The illusion of completion can last for quite a while, during which the story sits on my desk. Or, even worse, the story gets sent to some journal with a contest deadline approaching. You’ll notice the passive voice in the last sentence – as if I play no part in acting on the assumption that the story is finished. But written work demands an audience as fervently as the visual or performing arts. The story needs to create a reaction in someone other than its writer. So begins the second stage in the process of creation. I share the work with a trusted reader or two. They challenge my assumptions. They ask questions that reveal their misunderstanding of a key component of the story. I rewrite. Time passes. I get to know the story a little better. I collect a few rapid rejections from periodicals. Eventually, the reasons cited for rejection, the passage of time, and the questions asked by my writer friends crack the illusion that the story has arrived.

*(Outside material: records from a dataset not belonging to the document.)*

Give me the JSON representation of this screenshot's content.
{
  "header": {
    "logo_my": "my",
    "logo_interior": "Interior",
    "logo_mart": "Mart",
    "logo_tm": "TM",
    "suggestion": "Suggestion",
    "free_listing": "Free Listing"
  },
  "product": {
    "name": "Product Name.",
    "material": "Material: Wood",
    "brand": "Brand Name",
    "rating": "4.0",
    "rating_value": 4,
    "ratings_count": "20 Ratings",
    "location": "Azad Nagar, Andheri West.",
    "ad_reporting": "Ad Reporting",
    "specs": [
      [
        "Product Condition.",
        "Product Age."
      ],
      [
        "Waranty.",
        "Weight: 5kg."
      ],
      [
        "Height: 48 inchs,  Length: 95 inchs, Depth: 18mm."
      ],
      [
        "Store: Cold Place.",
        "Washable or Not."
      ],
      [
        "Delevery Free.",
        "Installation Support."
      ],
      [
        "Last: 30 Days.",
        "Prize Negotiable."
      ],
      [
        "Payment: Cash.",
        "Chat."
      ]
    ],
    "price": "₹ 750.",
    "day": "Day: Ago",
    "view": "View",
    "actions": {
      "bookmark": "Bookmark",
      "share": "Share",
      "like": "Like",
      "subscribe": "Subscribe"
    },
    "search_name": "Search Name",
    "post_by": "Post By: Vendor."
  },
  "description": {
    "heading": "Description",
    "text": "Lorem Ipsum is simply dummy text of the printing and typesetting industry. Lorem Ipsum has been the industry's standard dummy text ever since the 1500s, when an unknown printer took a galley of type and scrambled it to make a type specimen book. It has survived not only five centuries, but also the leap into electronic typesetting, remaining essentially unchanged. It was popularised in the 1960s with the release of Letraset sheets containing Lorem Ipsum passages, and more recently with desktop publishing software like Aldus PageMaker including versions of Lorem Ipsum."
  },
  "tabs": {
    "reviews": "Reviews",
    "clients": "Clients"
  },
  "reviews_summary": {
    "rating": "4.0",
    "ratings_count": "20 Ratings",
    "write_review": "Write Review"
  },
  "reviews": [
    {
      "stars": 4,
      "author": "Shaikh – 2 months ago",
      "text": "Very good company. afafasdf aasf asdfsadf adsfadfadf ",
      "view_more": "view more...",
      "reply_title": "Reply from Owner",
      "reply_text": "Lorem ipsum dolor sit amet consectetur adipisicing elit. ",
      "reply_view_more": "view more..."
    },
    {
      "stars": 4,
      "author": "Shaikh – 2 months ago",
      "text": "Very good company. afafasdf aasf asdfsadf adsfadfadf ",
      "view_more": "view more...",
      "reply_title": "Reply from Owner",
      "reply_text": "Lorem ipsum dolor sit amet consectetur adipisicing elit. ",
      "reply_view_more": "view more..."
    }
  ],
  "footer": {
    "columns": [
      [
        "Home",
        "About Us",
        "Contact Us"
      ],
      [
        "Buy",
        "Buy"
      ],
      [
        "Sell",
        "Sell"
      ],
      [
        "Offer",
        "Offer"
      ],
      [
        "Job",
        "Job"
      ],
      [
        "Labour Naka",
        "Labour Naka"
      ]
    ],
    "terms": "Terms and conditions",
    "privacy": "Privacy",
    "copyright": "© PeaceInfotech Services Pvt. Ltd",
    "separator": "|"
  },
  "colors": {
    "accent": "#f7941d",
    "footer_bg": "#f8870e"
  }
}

Time passing allows for a certain distance from the work. I begin to see only everything wrong with it. Before you can say “solar eclipse,” the story has become a poor limp thing, dead in the water, an embarrassment to its maker, and I wonder how I could ever have been so thoroughly deluded as to show it to anybody, never mind sending it off to garner praise and awards. If I am lucky and smart at this point, I will hear my former teacher, Tracy Daugherty saying, “You have a beautiful problem.” His words remind me that the reactions the piece has elicited from my trusted readers are not all bad. They’ve recognized something vital in there that might still be released. If I climb back into the story, sharpening images, clarifying the shape and intent – those intangibles that have begun to reveal themselves more clearly to me – I might still rescue it.
I am thinking now of the title story in Mrs. Somebody Somebody, my book of linked stories to be published by SMU Press in April ’09. That story was once an eighteen-page piece called “Lucy’s Notes.” It now spans sixty pages and doesn’t include a single one of Lucy’s notes. The re-write required a concentrated time of dreaming, which was afforded by a stay at the MacDowell Colony where my characters tugged on me, even as I slept, insisting that I plunge back in and re-work. When the next version of the ultimate sentence presented itself, I suspected it was an impostor, and knew that only time would tell. I let time pass as the story sat in a drawer, doing whatever stories do in their secret lives, gestating, fermenting, aging, ripening. Whatever I call it, time seems an integral requirement to the process, as important to finishing a story as the close re-writing that results from the annealing questions from trusted readers.
I forget every time that the real ending – the final sentence that replaces all impostors – won’t make its appearance until the story has been tempered like glass or steel by readers’ reactions, by time, and by revision. Inspiration must be followed by challenge. And the story can’t really be completed until after time has passed – long enough for me to know the story so well that I can solve my “beautiful problem.”
Images (top to bottom): Tracy Winn; quote from the story “Mrs. Somebody Somebody;” quote from the story “Blue Tango;” cover image from Tracy Winn’s story collection Mrs. Somebody Somebody (Southern Methodist University Press 2009).